An ongoing question in the buy-sell industry is, “What’s included in the deal?” Especially when it comes to working capital. If you just peg a number, say whatever working capital was December 31 or June 30, either buyer or seller could be shortchanged because of seasonality or similar. So a formula that’s fair to both is what’s needed.
Let’s look at this with the understanding that, for this discussion, there are two types of businesses.
- A business that is really a job for the owner and the job is doing, making or selling the company’s product or service. These are small businesses, usually selling for under $1 million.
- A company where the owner’s job is CEO or president and he or she spends most of their time working on strategy, leadership, management and adding value to the sales process (not making all the sales calls). It usually takes a company selling for at least $2-3 million to allow this.
When selling the company in example one, the seller probably needs every last dime out of the deal. In example two, the buyer is truly buying an ongoing operation and expects there to be working capital included. There will be bills to pay the first week and that means money in the bank or accounts receivable against which the buyer can borrow.
Sometimes agreeing on how to calculate the amount of working capital gets laborious and even stressful. So I was glad to get the following overview from attorney Walt Maas at Karr Tuttle, which he sent to one of our mutual clients (and which he has given me the approval to use and share).
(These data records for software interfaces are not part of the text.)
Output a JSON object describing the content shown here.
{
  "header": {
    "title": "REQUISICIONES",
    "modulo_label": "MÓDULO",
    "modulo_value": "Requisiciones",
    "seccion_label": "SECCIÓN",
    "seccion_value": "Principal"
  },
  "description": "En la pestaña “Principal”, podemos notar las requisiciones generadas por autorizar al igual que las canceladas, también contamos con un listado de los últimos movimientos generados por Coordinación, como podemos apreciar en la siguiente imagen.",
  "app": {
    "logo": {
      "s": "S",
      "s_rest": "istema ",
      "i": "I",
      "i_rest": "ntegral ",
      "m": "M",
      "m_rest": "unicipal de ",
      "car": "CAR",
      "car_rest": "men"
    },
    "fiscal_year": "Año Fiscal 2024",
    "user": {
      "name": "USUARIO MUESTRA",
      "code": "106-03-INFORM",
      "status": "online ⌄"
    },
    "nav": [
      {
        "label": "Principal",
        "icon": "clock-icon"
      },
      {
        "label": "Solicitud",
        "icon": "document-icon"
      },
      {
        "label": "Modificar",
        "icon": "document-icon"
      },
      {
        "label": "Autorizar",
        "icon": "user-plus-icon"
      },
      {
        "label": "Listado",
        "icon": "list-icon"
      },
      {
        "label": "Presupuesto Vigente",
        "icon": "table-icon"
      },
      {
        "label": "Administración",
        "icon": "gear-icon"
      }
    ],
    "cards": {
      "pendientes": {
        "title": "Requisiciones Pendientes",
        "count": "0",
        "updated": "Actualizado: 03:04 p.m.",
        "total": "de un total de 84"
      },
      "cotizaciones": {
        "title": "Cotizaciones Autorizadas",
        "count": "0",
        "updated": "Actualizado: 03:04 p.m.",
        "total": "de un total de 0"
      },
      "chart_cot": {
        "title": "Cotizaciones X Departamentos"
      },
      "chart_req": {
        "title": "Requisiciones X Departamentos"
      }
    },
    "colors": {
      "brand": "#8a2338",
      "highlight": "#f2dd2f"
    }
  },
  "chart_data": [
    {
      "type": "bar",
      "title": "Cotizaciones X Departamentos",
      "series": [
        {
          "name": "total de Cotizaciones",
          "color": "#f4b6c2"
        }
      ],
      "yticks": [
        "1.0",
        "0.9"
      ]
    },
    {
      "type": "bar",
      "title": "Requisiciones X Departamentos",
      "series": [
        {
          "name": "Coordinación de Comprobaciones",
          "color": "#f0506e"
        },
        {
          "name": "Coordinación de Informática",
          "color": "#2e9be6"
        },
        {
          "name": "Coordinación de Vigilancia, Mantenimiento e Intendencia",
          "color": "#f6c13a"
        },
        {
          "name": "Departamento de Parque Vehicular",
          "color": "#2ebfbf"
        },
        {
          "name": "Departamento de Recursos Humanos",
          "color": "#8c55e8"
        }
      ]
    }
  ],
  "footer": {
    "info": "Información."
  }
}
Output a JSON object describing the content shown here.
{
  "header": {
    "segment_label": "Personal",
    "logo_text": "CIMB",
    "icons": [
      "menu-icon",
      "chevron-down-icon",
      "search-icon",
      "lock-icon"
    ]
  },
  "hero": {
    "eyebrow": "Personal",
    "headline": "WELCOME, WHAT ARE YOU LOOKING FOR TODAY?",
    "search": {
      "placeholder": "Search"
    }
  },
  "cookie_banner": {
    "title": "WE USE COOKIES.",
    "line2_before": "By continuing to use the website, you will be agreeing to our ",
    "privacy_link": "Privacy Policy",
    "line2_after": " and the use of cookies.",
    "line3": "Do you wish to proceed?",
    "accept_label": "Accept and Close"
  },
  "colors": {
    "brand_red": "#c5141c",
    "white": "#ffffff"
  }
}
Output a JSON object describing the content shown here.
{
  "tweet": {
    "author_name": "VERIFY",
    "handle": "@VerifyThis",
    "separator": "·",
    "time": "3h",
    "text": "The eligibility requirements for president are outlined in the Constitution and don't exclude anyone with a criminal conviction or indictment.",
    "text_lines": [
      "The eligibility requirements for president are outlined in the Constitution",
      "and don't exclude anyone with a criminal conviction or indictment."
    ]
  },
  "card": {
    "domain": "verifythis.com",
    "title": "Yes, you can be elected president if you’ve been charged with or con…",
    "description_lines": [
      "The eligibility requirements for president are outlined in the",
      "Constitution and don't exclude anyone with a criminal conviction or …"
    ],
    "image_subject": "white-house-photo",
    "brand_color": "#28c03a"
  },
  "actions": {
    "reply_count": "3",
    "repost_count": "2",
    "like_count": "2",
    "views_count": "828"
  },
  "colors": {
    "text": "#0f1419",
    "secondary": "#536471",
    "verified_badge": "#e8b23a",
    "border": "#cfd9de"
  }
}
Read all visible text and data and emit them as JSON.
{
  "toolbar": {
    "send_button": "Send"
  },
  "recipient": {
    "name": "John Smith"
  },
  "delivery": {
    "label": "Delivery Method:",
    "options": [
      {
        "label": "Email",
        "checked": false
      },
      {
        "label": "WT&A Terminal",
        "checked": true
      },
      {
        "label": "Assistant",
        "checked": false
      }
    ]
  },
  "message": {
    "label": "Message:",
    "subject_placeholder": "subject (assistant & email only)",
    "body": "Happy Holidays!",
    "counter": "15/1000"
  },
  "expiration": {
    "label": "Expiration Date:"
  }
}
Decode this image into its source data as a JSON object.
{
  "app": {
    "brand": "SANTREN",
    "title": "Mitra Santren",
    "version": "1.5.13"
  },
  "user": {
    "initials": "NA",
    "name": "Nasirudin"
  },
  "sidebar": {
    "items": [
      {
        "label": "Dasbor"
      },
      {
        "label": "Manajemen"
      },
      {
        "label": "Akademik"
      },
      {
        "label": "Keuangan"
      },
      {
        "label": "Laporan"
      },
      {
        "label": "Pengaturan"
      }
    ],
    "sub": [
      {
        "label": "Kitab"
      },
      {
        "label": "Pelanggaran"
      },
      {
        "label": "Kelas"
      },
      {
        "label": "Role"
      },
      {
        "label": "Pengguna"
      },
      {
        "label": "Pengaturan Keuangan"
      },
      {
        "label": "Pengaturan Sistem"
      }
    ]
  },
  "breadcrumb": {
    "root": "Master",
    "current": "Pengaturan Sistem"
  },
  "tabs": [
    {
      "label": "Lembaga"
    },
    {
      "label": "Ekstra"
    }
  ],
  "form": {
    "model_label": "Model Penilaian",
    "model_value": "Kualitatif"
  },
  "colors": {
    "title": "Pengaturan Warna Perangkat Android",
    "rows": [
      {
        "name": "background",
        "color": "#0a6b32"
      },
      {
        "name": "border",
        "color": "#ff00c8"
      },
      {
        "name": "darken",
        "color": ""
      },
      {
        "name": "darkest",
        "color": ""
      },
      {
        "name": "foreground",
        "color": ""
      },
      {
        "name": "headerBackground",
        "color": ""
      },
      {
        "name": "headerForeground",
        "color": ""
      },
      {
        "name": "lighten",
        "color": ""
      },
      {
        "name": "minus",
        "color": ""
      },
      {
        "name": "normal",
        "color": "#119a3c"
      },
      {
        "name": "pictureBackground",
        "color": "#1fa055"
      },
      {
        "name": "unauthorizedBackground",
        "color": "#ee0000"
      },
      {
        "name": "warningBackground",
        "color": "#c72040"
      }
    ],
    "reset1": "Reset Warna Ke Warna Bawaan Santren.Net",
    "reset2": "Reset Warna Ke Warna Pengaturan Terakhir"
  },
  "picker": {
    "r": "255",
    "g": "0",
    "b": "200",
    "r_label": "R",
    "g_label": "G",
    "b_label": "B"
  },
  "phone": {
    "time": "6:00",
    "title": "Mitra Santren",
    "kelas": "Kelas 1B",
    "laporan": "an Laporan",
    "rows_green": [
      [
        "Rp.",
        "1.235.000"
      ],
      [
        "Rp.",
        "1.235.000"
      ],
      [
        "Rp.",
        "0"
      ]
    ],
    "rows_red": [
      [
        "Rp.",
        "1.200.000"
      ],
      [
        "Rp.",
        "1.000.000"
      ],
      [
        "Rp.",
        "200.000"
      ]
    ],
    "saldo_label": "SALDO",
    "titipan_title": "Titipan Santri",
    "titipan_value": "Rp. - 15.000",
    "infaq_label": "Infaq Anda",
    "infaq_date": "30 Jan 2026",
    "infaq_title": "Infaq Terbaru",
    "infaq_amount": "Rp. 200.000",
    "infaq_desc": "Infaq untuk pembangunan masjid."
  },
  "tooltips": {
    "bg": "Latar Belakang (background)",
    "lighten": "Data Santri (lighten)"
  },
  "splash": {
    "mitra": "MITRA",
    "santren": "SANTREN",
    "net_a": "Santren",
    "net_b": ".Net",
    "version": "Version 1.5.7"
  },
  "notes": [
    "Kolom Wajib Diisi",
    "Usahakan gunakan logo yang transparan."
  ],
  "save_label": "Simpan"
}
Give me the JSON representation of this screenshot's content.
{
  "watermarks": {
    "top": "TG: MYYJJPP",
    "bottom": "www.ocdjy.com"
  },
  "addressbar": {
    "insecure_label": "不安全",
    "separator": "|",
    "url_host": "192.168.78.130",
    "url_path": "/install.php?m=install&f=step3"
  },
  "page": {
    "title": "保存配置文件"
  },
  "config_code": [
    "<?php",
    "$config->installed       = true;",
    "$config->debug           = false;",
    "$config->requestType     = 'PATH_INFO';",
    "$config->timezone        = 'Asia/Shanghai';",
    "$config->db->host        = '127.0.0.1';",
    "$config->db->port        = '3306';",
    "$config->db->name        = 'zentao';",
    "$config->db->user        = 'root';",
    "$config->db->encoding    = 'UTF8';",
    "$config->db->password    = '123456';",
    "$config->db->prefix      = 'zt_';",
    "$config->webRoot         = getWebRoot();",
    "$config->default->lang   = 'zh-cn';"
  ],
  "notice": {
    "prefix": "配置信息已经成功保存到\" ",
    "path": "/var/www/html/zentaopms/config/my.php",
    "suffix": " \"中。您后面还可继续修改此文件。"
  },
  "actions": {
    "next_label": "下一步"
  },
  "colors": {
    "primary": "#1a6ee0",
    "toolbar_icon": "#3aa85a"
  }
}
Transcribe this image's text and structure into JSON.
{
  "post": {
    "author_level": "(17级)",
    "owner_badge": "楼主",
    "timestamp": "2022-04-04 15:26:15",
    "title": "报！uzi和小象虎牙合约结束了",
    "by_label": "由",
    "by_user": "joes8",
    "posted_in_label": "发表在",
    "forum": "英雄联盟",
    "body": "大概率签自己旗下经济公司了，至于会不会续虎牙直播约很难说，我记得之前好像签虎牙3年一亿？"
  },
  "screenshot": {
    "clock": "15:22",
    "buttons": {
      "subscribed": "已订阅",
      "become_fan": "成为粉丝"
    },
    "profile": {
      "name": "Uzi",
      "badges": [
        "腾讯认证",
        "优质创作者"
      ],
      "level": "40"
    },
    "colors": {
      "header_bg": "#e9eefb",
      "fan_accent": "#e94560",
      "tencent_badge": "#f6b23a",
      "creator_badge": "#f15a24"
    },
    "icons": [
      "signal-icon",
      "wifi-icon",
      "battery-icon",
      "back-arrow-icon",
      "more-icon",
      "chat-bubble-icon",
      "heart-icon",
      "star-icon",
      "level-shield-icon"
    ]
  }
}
Customary for transactions to be cash free/debt free with a working capital adjuster that uses average Trailing Twelve Months (TTM) end working capital (generally A/R plus inventory, less A/P and accrued liabilities, but excluding in each case cash and current portion of any debt) as a target or PEG amount.
Closing date actual working capital, as so calculated, is then compared to the target working capital and the seller is paid the delta if closing working capital is higher than the target (theory is that seller has invested incremental cash to the extent of the excess and should be repaid that amount by buyer) or buyer is given a price reduction if closing working capital is less than the target (theory is that seller has liquidated working capital below the average and, as seller retains cash, should repay the delta to buyer by way of a price reduction). The idea is that the TTM average, with the adjustments described above, is the amount of working capital at closing necessary to run the business.
Using a working capital adjuster also polices the management of working capital by seller prior to closing (i.e. no benefit to the seller of accelerating A/R or delaying payment of A/P as a means of generating retained cash) and provides a back stop to the buyer’s working capital diligence by means of a post closing true up process to determine actual working capital at closing.
Yes, the above gets modified based on circumstances but it’s a fantastic starting point (thanks Walt!). His definition covers (most of) what’s needed, is an average not just “the closing balance” and prevents either side from feeling manipulated by circumstances.
When it’s fair for both sides it makes the deal a lot easier.